The Languages of Italy
Italian is the commonly used language in Italy, the Vatican City State and San Marino. Furthermore, it is one of the official languages of Switzerland and an official regional language in Slovenia and Croatia. All together, Italian is spoken by 67 million native speakers and 13.4 million speakers, who aquired it as a second language. Italian immigrants spread the language in many other European Countries and all over the world. The biggest communities outside of Europe exist in Argentina, Brazil, Canada and the United States. In some regions of Italy, co-official languages subsist like French in Val d’Aosta or German in Trentino-Alto Aelige.

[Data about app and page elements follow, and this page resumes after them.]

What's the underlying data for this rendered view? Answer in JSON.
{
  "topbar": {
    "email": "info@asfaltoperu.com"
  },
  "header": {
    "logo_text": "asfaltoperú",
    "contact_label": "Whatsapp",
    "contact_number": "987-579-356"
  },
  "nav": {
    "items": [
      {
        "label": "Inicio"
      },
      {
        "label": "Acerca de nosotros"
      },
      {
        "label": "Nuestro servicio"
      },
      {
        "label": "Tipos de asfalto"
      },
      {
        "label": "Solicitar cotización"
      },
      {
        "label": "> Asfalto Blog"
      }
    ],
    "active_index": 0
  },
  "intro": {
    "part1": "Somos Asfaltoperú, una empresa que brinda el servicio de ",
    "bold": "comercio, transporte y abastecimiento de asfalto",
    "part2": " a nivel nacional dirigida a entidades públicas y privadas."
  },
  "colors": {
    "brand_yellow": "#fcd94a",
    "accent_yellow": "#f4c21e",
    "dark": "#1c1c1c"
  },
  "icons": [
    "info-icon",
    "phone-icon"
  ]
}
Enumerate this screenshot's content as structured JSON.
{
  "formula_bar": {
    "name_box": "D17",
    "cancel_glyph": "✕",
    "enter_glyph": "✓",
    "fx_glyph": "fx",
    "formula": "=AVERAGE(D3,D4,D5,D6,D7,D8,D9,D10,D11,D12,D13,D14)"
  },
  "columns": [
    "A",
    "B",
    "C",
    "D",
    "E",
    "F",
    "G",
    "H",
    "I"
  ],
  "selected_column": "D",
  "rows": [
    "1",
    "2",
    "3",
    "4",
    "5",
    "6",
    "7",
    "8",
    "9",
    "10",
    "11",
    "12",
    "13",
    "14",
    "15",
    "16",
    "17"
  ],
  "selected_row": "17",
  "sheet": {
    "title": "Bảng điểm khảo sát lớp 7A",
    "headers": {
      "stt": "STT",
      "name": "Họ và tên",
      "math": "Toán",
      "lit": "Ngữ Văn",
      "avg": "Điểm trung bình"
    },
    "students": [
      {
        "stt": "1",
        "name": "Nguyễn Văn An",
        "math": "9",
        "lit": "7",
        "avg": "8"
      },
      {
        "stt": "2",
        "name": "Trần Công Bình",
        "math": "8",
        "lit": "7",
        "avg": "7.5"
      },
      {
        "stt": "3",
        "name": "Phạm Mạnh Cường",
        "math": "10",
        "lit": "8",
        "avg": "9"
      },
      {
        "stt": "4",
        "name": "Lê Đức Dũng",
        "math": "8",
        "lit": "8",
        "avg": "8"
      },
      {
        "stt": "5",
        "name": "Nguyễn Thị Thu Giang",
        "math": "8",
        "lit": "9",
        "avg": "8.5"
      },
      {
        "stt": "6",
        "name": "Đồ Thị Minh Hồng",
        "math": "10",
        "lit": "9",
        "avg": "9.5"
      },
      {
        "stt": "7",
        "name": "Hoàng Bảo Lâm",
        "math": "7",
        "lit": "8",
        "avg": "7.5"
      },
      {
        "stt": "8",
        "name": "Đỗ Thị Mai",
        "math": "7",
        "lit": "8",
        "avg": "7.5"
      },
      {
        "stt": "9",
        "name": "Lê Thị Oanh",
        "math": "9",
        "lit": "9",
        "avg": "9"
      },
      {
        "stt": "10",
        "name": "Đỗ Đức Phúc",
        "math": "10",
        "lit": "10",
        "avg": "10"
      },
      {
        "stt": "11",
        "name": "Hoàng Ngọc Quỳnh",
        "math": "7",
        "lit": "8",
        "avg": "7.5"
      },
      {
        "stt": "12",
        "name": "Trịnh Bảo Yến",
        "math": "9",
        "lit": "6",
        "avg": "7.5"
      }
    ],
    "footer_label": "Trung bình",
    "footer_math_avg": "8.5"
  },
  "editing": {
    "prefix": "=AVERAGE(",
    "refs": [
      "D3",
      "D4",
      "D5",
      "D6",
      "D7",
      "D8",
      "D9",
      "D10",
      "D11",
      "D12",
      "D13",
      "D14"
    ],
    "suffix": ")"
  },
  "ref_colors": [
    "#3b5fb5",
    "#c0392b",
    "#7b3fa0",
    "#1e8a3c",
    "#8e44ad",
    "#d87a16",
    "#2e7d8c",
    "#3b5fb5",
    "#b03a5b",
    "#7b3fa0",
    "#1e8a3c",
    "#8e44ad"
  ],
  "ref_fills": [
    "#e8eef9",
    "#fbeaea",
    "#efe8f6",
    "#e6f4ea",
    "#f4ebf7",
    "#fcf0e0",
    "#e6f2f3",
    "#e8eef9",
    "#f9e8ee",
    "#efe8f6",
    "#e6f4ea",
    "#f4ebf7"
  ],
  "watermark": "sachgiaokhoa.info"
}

Italian is a Romance language and descended directly from Latin. Some features of Latin were retained in Italian. For example, it kept the contrast between long and short consonants or the distinctive feature of stress. In addition, Italian has the biggest vocabulary, whose stems are the direct descendent of Latin.
The most Italians are native bilingual speakers of Italian and the regional dialect. Some of the dialects are unintelligible between each other. They are a significant factor of the development of variation in the areas of phonetic, prosody and vocabulary.
Features of Italian:
- Just the pronouns are declined for the case. Nouns and adjectives inflect only for gender and number. Gender just includes masculine and feminine.
- Derivation is very productive and the main process for the creation of new words.